Task objective: Copy each line of the records that contains the word "this".

◆ ◆ ◆ ◆

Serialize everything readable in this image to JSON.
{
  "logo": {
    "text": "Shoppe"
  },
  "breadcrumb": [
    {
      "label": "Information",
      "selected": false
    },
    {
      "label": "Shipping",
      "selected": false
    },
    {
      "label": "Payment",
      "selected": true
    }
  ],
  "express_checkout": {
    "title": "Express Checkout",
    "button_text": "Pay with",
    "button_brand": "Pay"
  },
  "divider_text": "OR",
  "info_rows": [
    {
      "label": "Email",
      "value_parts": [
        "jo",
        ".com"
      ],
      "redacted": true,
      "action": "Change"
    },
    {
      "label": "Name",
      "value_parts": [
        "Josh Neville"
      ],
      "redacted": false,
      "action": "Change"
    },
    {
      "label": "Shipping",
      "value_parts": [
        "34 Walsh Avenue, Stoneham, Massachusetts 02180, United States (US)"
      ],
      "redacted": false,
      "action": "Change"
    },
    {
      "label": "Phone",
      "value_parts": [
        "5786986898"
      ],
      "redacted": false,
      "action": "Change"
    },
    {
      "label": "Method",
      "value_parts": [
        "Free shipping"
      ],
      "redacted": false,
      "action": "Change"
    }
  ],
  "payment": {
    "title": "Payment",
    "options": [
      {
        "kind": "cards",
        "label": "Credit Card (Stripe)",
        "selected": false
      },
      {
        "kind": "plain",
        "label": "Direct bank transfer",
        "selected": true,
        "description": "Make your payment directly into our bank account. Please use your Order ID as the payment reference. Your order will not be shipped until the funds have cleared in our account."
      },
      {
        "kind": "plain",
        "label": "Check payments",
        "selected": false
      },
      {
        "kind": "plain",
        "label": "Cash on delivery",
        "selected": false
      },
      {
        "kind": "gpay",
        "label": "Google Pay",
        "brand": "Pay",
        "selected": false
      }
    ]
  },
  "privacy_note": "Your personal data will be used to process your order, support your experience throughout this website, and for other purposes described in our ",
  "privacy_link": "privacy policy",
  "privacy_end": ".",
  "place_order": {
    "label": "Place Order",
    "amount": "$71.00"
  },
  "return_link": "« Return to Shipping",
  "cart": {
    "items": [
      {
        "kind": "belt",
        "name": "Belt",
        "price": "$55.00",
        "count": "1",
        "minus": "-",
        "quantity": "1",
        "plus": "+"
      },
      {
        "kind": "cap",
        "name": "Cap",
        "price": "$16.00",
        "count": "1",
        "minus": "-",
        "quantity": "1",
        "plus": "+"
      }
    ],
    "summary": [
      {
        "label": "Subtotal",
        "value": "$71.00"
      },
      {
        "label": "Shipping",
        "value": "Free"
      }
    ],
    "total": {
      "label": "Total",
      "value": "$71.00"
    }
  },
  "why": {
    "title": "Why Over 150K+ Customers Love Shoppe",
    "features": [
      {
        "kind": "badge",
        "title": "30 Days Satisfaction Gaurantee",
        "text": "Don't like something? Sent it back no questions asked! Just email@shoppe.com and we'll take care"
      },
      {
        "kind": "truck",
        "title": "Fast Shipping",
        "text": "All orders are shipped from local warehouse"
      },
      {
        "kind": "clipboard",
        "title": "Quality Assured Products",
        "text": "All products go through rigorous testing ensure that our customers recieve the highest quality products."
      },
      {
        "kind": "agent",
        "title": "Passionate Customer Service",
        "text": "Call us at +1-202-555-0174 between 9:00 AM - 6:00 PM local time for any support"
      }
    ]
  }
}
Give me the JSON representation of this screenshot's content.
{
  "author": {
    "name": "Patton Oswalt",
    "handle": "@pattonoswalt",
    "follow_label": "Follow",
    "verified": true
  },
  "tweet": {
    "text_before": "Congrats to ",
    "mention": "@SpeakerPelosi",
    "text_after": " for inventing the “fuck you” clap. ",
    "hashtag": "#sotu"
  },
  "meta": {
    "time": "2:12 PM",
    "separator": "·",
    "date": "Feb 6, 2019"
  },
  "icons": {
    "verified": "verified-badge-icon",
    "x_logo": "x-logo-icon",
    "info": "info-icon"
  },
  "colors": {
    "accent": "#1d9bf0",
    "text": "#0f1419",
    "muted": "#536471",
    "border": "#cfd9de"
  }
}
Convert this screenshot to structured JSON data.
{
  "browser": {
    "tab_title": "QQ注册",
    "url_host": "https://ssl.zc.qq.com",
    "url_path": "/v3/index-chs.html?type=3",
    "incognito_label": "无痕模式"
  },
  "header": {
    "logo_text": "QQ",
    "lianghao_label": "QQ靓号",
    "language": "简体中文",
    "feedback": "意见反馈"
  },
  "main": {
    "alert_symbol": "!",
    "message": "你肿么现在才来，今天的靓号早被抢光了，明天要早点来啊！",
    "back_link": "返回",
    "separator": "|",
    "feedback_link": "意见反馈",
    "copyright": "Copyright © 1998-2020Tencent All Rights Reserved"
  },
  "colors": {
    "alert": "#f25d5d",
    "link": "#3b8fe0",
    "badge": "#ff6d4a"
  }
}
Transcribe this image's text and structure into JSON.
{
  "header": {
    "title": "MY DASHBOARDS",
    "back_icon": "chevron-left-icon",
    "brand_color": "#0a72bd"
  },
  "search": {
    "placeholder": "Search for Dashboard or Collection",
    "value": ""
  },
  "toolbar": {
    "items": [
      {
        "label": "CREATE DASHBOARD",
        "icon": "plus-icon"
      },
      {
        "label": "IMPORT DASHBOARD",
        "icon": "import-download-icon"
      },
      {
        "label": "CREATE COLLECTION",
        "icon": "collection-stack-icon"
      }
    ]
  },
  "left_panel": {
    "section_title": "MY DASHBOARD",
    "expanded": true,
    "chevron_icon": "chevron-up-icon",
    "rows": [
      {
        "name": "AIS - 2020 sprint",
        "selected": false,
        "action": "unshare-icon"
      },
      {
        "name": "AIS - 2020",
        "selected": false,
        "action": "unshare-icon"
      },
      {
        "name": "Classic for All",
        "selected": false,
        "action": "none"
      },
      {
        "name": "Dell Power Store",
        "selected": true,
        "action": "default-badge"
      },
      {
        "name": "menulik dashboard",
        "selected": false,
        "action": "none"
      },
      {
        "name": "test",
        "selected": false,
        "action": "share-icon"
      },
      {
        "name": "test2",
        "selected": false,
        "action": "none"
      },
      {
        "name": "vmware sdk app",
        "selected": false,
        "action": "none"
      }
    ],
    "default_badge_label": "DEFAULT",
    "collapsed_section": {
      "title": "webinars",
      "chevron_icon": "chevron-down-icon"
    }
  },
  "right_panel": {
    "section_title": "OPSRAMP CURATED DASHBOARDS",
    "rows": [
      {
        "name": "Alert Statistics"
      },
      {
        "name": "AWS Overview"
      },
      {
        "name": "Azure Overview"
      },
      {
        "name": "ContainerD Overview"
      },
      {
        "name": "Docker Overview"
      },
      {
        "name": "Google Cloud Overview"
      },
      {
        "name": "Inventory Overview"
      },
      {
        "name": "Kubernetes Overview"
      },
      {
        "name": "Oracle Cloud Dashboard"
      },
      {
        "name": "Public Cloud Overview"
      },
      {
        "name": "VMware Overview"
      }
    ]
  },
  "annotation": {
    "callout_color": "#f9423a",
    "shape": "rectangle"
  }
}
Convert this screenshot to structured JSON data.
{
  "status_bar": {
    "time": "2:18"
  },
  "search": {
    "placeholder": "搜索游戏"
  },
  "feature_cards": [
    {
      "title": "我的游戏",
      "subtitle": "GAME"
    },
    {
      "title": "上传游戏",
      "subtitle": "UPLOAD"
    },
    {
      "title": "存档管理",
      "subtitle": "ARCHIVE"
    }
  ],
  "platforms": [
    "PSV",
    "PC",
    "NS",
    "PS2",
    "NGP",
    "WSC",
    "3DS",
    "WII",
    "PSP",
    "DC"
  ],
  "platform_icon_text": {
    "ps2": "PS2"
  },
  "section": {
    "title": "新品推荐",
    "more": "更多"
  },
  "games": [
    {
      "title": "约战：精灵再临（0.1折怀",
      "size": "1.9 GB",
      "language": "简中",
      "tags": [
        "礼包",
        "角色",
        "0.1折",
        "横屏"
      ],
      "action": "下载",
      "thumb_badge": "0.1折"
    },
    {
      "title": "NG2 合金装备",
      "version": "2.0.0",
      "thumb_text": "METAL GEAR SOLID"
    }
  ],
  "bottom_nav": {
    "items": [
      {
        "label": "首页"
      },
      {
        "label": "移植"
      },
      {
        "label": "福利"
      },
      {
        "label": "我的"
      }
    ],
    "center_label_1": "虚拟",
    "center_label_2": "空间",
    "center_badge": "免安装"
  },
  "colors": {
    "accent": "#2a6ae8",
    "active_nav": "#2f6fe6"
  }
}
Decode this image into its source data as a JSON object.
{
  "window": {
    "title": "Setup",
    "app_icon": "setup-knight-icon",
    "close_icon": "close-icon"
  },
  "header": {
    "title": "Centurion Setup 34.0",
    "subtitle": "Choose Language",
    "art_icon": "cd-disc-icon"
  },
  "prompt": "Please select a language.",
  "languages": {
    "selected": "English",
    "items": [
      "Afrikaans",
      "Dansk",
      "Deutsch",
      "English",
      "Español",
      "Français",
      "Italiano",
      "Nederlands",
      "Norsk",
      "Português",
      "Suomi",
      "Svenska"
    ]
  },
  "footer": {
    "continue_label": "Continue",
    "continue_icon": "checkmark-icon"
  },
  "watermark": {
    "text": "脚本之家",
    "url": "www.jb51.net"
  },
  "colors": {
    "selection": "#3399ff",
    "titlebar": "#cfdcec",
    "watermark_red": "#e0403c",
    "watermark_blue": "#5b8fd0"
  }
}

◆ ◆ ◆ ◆

Result:
Serialize everything readable in this image to JSON.
  "privacy_note": "Your personal data will be used to process your order, support your experience throughout this website, and for other purposes described in our ",
Give me the JSON representation of this screenshot's content.
Convert this screenshot to structured JSON data.
Transcribe this image's text and structure into JSON.
Convert this screenshot to structured JSON data.
Decode this image into its source data as a JSON object.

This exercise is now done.